A bishop in Iraq has been nominated for the Sakharov Prize for Freedom of Thought for saving more than 800 historic manuscripts from destruction by the terrorist group Daesh (ISIS).
Archbishop Najeeb Michaeel of Mosul, who is one of three finalists on the shortlist for the award, oversaw the evacuation of Christians to Iraqi Kurdistan – and safeguarded manuscripts dating from the 13th to the 19th century – after Daesh took Mosul in June 2014.
The Chaldean Archbishop, who showed the collection of historic documents to an ACN project team visiting Iraq in 2017, described the importance of preserving the Church’s heritage.
He said: “Just before ISIS came and occupied our land, our monastery, I felt something will happen very dangerous against us.
“That’s why I decided to put all these collections in the big truck and take them out of the Nineveh Valley and Mosul and put them here in Erbil, Kurdistan.
“It’s very important to us to save our heritage and keep it safe for future generations.
“The Christian community here in Iraq is not a new community. It’s very old, almost 2,000 years old.

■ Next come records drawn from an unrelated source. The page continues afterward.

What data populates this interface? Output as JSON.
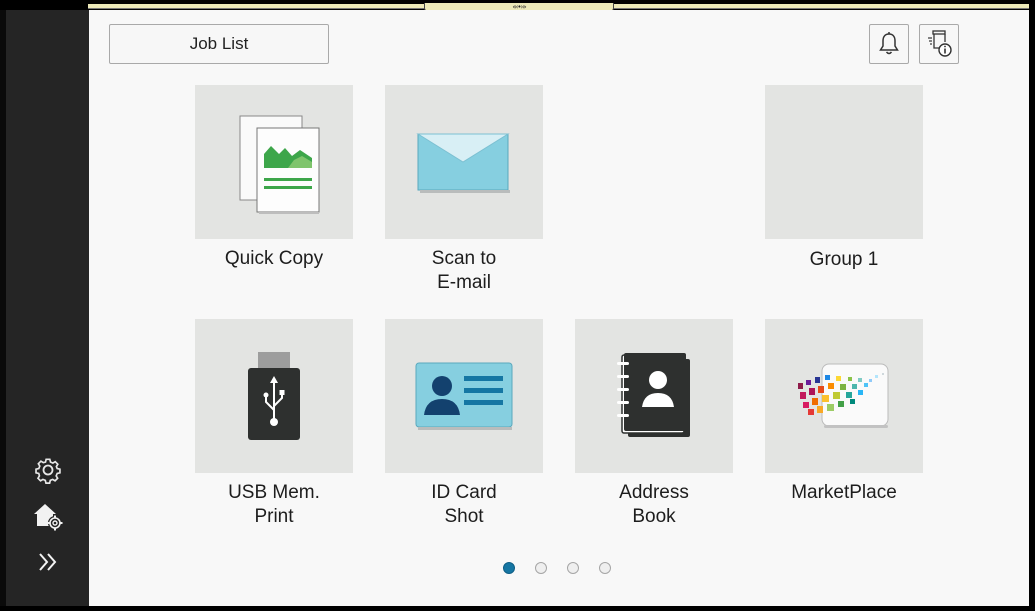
{
  "header": {
    "job_list_label": "Job List",
    "right_icons": [
      "bell-icon",
      "device-info-icon"
    ]
  },
  "tiles": [
    {
      "label": "Quick Copy",
      "icon": "copy-icon"
    },
    {
      "label": "Scan to\nE-mail",
      "icon": "envelope-icon"
    },
    {
      "label": "Group 1",
      "icon": "group-folder"
    },
    {
      "label": "USB Mem.\nPrint",
      "icon": "usb-icon"
    },
    {
      "label": "ID Card\nShot",
      "icon": "id-card-icon"
    },
    {
      "label": "Address\nBook",
      "icon": "address-book-icon"
    },
    {
      "label": "MarketPlace",
      "icon": "marketplace-icon"
    }
  ],
  "sidebar": {
    "icons": [
      "settings-icon",
      "home-settings-icon",
      "expand-icon"
    ]
  },
  "pagination": {
    "pages": 4,
    "current": 1
  },
  "colors": {
    "sidebar_bg": "#252525",
    "tile_bg": "#e3e4e2",
    "active_dot": "#1576a3",
    "envelope": "#86cfe0",
    "green": "#3da64a"
  }
}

“We have many grammars and many dictionaries dating from the 12th to 13th century, in Aramaic especially, the language of Jesus Christ – it’s our mother tongue – and we are proud to keep them.”
The Sakharov Prize for Freedom of Thought, which is awarded by the European Parliament annually, was set up in 1988 to honour individuals and organisations that defend human rights and fundamental freedoms.
It is named in honour of the Soviet physicist and political dissident Andrei Sakharov.
Award nominees in previous years include Chaldean Patriarch Louis Raphael I Sako and Asia Bibi, the Christian who was on death row in Pakistan before she was acquitted and started a new life with her family in Canada.
The winner will be announced on 22nd October.